Go through the records and tally the lines that include the word "heading". The answer is that total alone.

* **Material for this task**
-------------------------
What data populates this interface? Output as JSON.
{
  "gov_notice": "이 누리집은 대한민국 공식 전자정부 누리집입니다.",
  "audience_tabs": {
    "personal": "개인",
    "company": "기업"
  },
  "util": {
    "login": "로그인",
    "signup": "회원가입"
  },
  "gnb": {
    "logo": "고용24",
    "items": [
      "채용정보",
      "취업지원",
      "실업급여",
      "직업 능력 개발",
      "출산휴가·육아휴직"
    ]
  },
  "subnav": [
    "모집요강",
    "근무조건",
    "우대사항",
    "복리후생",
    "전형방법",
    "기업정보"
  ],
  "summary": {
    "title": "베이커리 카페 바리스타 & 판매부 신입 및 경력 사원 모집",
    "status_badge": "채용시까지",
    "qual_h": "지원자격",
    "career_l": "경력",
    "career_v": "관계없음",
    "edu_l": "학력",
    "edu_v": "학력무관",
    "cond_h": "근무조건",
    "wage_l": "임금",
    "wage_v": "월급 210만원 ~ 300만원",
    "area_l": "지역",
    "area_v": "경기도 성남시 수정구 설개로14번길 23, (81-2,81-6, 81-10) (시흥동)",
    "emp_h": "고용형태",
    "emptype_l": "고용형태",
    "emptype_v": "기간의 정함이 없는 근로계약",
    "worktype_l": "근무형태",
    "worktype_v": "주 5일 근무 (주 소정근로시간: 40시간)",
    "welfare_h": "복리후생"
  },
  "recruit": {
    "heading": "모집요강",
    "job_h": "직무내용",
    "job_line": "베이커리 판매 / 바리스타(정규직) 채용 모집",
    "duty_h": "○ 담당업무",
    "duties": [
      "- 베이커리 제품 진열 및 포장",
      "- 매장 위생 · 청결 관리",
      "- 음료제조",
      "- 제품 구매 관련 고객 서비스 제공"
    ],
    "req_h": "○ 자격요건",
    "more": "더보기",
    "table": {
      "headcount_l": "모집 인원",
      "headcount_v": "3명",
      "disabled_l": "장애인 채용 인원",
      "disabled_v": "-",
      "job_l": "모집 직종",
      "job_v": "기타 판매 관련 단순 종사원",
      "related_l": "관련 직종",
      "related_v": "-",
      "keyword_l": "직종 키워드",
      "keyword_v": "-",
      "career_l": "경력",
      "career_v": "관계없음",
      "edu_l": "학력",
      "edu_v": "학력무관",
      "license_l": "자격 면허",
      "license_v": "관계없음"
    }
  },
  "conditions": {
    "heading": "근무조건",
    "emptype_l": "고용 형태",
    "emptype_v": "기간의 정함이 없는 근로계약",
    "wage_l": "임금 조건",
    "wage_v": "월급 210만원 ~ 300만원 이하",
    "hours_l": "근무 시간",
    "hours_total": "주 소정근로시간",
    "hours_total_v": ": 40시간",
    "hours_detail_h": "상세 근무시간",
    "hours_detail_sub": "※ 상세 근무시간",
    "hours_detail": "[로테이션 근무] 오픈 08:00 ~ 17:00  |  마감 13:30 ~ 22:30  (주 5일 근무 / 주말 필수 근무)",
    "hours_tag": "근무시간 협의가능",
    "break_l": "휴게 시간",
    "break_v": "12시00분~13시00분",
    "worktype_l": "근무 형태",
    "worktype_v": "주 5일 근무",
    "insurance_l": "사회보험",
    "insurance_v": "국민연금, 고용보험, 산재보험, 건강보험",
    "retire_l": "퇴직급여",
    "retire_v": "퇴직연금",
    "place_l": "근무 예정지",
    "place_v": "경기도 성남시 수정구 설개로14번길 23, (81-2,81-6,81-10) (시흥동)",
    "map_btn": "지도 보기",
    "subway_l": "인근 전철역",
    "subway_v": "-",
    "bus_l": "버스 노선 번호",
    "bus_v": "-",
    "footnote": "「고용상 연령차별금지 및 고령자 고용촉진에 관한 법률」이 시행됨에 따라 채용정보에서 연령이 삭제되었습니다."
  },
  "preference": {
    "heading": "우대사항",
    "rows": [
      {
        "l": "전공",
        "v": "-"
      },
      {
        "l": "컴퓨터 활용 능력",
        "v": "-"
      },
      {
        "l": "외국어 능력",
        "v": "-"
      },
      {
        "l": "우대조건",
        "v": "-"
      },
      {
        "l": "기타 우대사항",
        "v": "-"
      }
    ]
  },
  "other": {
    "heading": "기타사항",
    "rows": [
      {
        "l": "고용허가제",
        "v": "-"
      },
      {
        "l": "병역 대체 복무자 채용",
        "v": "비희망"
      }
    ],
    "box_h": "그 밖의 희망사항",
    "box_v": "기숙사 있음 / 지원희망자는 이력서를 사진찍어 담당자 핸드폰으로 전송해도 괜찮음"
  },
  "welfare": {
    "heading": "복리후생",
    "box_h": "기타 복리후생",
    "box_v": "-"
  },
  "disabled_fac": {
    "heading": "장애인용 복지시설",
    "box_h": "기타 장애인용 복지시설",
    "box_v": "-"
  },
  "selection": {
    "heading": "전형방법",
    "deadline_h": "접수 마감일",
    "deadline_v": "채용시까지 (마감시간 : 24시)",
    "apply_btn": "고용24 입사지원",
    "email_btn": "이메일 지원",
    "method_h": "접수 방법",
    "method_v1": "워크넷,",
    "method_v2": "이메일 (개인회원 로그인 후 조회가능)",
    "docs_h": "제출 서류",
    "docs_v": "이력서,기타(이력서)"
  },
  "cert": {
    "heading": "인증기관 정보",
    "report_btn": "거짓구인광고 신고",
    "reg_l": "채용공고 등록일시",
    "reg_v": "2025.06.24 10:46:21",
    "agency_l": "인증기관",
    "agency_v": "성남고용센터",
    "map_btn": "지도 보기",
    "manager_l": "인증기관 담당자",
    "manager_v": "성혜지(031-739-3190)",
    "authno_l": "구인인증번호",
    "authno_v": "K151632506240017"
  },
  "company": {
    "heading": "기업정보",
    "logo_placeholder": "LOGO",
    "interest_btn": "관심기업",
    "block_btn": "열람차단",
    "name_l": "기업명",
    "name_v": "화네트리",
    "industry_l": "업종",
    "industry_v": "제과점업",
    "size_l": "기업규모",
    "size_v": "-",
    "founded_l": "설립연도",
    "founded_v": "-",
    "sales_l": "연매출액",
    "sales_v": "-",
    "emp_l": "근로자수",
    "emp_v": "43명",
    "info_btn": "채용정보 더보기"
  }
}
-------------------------
* **Solution for this problem**
9